» Brief:
Wherever "data" turns up in a line of the entries below, that line counts. Say how many such lines there are, with no other words.
Segment Start: Record set
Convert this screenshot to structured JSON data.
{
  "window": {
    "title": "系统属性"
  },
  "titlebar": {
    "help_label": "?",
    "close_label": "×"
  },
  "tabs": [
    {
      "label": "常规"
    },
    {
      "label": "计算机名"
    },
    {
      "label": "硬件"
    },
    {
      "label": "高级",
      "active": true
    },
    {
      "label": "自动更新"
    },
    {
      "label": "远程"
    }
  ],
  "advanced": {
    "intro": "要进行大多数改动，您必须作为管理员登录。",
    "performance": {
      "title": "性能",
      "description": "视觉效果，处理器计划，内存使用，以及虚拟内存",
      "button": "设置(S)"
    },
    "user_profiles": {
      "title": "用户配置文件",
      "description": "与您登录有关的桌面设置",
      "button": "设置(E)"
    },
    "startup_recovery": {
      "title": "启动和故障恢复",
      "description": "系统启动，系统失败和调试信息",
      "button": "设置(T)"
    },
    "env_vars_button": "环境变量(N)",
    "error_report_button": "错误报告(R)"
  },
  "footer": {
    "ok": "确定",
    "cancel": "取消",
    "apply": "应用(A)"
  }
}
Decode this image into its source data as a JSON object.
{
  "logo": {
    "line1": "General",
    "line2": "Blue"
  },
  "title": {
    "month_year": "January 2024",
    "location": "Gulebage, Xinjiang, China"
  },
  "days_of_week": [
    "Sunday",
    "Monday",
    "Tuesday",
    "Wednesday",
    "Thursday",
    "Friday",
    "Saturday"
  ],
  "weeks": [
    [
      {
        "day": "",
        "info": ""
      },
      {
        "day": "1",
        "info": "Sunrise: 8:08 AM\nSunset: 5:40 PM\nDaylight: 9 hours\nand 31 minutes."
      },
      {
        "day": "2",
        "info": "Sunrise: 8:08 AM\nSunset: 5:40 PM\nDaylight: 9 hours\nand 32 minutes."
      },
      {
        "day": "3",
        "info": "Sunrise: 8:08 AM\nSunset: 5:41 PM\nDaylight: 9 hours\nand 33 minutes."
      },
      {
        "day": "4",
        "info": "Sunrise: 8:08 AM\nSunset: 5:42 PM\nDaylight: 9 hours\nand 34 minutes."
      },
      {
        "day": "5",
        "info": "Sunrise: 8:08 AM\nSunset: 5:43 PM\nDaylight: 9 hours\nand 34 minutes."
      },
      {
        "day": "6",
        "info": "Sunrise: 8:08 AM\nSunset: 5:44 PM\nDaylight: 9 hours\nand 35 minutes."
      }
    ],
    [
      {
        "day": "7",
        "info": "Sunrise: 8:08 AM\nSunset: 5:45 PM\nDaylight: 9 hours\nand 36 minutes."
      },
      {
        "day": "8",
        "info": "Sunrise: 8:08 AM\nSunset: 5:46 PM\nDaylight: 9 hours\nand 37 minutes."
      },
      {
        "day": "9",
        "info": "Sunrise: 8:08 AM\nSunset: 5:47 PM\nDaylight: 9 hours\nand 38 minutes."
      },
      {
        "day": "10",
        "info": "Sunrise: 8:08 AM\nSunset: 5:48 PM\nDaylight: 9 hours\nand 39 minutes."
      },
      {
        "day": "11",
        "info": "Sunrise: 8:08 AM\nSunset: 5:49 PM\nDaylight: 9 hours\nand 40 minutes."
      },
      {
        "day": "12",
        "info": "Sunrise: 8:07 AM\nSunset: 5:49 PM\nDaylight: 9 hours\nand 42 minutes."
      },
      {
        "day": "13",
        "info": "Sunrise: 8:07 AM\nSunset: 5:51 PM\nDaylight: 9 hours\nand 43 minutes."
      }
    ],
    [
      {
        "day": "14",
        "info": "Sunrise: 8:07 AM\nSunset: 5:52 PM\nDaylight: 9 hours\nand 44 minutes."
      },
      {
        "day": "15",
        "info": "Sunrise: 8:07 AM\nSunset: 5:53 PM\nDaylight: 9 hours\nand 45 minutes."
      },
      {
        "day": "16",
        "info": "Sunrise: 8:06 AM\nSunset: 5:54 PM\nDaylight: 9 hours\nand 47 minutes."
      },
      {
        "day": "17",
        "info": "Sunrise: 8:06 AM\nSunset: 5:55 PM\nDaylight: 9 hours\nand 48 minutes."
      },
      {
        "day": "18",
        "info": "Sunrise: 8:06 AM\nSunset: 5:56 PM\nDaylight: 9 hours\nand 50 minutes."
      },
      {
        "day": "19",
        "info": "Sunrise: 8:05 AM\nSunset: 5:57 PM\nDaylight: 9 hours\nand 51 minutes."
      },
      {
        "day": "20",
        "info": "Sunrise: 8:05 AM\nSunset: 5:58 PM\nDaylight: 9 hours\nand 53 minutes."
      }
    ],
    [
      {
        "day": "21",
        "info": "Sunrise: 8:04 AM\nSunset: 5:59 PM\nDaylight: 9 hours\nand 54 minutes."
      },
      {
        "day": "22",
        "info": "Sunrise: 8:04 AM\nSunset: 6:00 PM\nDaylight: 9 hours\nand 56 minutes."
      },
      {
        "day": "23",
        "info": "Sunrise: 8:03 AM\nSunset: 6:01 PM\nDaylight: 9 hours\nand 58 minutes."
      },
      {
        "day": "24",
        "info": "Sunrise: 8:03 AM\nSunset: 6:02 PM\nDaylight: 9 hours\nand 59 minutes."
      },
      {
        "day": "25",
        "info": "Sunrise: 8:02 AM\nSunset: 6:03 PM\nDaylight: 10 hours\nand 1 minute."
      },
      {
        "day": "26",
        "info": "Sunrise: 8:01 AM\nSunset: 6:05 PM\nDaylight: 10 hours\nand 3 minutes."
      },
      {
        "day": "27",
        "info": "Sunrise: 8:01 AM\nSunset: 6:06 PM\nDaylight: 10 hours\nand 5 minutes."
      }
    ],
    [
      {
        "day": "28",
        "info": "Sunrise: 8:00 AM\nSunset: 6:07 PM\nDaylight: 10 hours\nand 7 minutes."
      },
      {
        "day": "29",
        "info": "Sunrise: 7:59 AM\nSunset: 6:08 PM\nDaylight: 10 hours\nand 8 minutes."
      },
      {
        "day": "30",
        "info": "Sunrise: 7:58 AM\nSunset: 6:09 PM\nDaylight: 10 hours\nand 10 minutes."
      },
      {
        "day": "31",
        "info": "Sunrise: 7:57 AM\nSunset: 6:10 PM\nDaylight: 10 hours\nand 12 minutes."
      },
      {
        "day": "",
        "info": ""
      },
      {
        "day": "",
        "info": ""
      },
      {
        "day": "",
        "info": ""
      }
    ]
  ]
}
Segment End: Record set
» Written solution:
2